* **Problem requirements**
Determine how many lines below include the string "MERGE". Reply with the number only.

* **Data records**
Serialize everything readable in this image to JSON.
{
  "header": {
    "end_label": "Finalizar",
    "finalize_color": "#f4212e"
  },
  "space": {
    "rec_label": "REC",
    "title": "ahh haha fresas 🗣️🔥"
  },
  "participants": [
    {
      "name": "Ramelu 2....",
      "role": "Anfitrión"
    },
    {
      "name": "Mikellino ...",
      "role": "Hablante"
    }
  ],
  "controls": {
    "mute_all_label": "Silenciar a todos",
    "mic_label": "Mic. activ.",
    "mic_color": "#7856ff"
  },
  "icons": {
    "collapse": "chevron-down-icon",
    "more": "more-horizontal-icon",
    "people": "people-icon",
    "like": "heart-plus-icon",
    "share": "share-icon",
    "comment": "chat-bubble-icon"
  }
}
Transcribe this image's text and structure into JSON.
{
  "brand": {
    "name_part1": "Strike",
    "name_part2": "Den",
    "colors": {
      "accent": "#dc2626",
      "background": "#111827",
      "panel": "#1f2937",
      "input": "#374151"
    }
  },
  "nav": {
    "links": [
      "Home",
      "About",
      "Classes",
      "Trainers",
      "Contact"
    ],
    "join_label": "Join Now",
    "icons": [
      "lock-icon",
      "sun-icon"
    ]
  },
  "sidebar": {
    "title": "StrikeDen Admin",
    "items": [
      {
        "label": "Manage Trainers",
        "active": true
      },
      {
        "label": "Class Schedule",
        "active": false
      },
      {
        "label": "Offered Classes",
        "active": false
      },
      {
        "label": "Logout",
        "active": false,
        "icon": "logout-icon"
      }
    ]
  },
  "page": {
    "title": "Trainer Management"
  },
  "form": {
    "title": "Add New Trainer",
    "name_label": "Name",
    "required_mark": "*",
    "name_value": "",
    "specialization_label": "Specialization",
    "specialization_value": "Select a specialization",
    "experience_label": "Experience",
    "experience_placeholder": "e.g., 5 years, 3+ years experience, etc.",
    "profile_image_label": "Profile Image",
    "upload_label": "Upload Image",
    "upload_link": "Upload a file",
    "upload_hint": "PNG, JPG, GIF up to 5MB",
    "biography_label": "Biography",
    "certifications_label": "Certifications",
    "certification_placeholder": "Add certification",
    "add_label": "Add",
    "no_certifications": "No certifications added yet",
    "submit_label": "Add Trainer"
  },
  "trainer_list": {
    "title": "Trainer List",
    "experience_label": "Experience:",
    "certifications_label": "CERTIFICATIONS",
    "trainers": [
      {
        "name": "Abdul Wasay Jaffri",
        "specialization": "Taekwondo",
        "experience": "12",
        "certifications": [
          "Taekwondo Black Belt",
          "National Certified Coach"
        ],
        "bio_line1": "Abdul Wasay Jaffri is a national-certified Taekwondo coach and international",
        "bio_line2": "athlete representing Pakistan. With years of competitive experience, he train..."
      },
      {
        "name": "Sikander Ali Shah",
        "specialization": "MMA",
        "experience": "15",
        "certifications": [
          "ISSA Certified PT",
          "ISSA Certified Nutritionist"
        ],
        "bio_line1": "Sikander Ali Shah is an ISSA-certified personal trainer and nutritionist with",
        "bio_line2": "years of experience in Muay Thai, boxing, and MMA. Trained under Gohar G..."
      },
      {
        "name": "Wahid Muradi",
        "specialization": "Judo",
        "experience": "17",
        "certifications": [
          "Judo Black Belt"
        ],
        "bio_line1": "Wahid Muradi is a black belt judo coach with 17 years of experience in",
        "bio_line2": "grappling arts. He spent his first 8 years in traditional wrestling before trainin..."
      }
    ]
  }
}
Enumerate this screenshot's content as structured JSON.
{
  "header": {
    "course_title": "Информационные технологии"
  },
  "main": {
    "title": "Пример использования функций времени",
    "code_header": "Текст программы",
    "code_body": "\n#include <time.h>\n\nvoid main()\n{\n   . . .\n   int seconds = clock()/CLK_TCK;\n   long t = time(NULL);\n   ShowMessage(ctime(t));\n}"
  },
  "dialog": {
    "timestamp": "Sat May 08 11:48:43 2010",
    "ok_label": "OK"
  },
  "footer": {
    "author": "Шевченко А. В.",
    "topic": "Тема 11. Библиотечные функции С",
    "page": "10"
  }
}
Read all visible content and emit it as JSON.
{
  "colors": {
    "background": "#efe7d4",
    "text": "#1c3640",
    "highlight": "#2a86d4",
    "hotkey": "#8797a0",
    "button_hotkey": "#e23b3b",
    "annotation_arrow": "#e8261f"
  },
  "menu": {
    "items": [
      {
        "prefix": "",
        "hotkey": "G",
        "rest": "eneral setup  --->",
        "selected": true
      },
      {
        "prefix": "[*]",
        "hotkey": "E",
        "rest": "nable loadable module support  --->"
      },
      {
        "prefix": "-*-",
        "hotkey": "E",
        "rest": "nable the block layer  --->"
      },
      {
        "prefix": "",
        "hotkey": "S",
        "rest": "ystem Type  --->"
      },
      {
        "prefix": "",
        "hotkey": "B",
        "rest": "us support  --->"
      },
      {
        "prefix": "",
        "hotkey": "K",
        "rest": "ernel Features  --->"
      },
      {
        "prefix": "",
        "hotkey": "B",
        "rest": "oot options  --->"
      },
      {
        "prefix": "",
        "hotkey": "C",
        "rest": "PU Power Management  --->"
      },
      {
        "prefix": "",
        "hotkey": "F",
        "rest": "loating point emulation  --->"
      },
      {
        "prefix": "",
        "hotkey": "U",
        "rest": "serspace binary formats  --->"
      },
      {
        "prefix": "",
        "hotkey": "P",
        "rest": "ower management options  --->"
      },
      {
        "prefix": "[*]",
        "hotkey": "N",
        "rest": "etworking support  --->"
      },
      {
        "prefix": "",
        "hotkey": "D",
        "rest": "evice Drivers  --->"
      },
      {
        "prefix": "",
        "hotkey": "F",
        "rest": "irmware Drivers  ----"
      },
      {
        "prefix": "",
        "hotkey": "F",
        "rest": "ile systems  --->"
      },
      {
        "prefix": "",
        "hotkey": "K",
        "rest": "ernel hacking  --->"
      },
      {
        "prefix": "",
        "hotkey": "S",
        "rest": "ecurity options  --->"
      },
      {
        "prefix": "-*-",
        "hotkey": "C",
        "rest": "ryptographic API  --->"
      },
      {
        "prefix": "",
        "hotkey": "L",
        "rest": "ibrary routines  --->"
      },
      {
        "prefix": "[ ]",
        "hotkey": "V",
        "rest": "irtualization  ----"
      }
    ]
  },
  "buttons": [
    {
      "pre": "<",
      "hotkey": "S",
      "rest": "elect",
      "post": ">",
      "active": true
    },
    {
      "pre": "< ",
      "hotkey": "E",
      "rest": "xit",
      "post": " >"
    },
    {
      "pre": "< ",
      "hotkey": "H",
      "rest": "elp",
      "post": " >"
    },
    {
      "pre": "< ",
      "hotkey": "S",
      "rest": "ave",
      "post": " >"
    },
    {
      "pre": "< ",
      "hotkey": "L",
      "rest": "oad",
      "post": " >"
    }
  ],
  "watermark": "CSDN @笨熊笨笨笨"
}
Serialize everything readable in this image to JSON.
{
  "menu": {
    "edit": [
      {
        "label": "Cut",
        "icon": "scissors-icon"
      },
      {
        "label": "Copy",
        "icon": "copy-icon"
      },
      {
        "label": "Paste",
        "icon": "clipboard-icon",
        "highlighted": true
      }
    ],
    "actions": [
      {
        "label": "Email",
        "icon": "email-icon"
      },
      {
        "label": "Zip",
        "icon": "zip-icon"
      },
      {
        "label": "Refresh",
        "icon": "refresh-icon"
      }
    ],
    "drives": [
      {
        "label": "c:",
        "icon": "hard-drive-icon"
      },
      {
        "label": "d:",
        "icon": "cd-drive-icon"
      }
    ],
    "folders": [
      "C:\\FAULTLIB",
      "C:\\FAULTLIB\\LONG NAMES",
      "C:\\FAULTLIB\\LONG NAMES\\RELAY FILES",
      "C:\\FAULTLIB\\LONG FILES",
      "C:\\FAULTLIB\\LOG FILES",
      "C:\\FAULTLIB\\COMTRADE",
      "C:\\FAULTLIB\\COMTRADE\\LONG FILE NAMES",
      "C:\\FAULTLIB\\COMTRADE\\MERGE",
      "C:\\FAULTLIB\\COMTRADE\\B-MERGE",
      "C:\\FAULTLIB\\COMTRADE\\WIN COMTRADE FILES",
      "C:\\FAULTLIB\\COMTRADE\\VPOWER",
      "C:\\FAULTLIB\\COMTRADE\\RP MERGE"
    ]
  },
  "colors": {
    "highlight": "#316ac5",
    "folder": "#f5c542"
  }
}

* **Expected answer**
3